Exercise: Print each entry word for word without images.

------------------------------------

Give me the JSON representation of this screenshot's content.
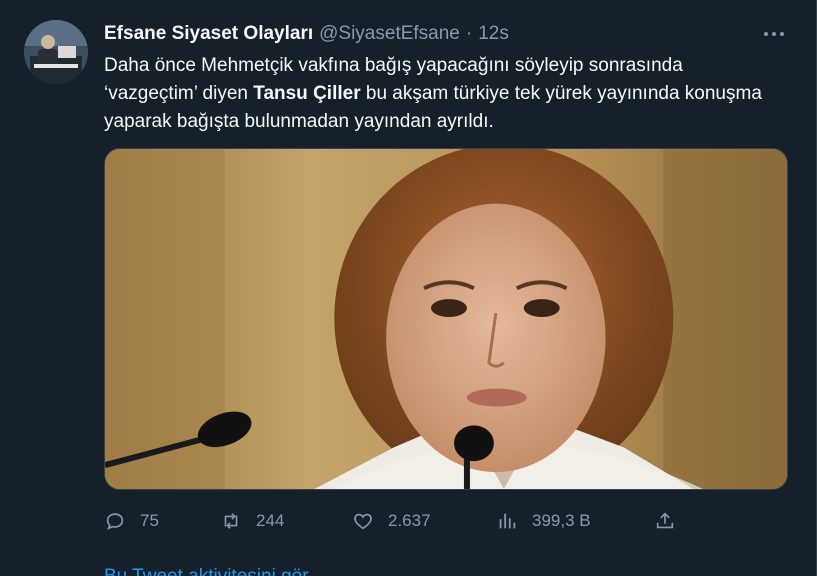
{
  "tweet": {
    "author_name": "Efsane Siyaset Olayları",
    "handle": "@SiyasetEfsane",
    "separator": "·",
    "time": "12s",
    "text_part1": "Daha önce Mehmetçik vakfına bağış yapacağını söyleyip sonrasında ‘vazgeçtim’ diyen ",
    "text_bold": "Tansu Çiller",
    "text_part2": " bu akşam türkiye tek yürek yayınında konuşma yaparak bağışta bulunmadan yayından ayrıldı."
  },
  "actions": {
    "reply_count": "75",
    "retweet_count": "244",
    "like_count": "2.637",
    "views_count": "399,3 B"
  },
  "icons": {
    "reply": "reply-icon",
    "retweet": "retweet-icon",
    "like": "heart-icon",
    "views": "views-icon",
    "share": "share-icon",
    "more": "more-icon"
  },
  "colors": {
    "background": "#15202b",
    "text": "#f7f9f9",
    "muted": "#8b98a5",
    "link": "#1d9bf0"
  },
  "bottom_link": "Bu Tweet aktivitesini gör"
}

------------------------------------

Task solution:
Give me the JSON representation of this screenshot's content.
{
  "tweet": {
    "author_name": "Efsane Siyaset Olayları",
    "handle": "@SiyasetEfsane",
    "separator": "·",
    "time": "12s",
    "text_part1": "Daha önce Mehmetçik vakfına bağış yapacağını söyleyip sonrasında ‘vazgeçtim’ diyen ",
    "text_bold": "Tansu Çiller",
    "text_part2": " bu akşam türkiye tek yürek yayınında konuşma yaparak bağışta bulunmadan yayından ayrıldı."
  },
  "actions": {
    "reply_count": "75",
    "retweet_count": "244",
    "like_count": "2.637",
    "views_count": "399,3 B"
  },
  "icons": {
    "reply": "reply-icon",
    "retweet": "retweet-icon",
    "like": "heart-icon",
    "views": "views-icon",
    "share": "share-icon",
    "more": "more-icon"
  },
  "colors": {
    "background": "#15202b",
    "text": "#f7f9f9",
    "muted": "#8b98a5",
    "link": "#1d9bf0"
  },
  "bottom_link": "Bu Tweet aktivitesini gör"
}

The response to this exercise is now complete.